You have to statically assign IPs to all your network appliances (for management, etc.). WAPs for example, you want the SSIDs to be tagged but the actual IP of the WAP should be in the native VLAN - this way if you need to manage the WAP you can, from anywhere since the packets are flowing untagged and since you included your native vlan in your trunks, they can reach the destination. This doesn't mean you must do it this way...
You can go as crazy as you want with VLANs
to me the question is, what needs to be segregated? It seems like you "need" to only segregate the SSIDs - so maybe start there and put the automation gear on the native VLAN as well?
192.168.10.0/24 is your native vlan --> all your appliances management interfaces get IPd from this subnet
192.168.20.0/24 is VLAN20 --> SSID 1
192.168.30.0/24 is VLAN30 --> SSID 2
192.168.40.0/24 is VLAN40 --> SSID 3
In this scenario all 3 SSIDs are coming from the WAP - so that's your trunk port group from WAP to switch (include native). Same trunk port group from switch to switch and/or switch to router. Then on your switches, go crazy defining all the physical ports VLAN memberships - this shouldn't literally be crazy though - because again, it seems like you just want to segregate wifi, which will be done in the WAPs.
At this point, test, test, test...connect a device to each SSID - see what you can and cannot talk to and adjust as needed
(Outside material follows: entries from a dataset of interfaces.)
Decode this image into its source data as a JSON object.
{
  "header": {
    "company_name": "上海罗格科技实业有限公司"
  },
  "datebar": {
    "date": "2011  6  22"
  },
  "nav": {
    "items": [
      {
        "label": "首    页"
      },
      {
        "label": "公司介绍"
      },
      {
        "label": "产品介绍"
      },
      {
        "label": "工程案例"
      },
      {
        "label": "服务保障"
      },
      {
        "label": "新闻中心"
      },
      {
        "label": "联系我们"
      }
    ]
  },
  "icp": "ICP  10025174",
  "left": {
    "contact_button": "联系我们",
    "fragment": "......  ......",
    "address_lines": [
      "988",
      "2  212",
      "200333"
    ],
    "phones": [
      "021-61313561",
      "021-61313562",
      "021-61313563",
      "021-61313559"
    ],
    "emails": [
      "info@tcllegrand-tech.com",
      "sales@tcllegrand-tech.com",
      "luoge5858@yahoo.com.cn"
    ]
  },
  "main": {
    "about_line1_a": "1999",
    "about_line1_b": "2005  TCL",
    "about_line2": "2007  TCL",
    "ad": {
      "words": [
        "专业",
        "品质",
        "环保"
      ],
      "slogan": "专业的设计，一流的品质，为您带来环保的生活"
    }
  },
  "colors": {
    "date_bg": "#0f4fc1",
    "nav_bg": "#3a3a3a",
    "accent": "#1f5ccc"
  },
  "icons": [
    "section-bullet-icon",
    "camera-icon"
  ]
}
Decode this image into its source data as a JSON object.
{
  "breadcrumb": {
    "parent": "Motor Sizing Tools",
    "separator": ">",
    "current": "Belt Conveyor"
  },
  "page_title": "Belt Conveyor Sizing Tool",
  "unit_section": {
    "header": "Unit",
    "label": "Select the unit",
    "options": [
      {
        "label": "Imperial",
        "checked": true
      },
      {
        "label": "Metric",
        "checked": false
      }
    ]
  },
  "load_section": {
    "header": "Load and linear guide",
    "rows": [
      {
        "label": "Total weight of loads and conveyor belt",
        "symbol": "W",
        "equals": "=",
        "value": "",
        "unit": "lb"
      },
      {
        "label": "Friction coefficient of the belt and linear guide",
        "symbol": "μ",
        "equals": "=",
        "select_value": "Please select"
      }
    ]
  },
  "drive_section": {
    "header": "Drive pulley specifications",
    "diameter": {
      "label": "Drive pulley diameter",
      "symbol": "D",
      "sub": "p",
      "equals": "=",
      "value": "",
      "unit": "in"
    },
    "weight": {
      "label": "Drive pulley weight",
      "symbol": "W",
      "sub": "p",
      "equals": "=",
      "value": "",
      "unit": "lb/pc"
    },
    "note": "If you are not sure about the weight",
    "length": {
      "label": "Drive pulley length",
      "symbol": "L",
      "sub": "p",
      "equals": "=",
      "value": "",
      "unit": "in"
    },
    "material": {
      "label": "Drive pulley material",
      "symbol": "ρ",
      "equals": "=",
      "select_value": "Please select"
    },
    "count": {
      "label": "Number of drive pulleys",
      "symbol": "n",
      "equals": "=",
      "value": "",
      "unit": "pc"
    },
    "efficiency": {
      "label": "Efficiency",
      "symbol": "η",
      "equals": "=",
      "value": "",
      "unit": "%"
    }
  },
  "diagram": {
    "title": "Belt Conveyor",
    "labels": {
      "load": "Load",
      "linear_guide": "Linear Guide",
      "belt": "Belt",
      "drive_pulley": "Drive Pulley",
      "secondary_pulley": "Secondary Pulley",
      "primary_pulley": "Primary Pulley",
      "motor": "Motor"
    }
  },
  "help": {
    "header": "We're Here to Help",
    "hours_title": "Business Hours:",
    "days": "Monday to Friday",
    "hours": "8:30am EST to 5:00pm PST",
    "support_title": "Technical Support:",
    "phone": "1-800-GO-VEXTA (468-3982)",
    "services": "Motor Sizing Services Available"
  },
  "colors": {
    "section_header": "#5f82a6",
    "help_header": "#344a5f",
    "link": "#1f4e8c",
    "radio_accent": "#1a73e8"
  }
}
Originally Posted by Falcon2915
So what you are saying is I should have another VLAN (VLAN 0), which is on all ports and untagged?
What do you mean by IP the WAPs from the native VLAN?
I’m still trying to understand.
Sent from my iPhone using Tapatalk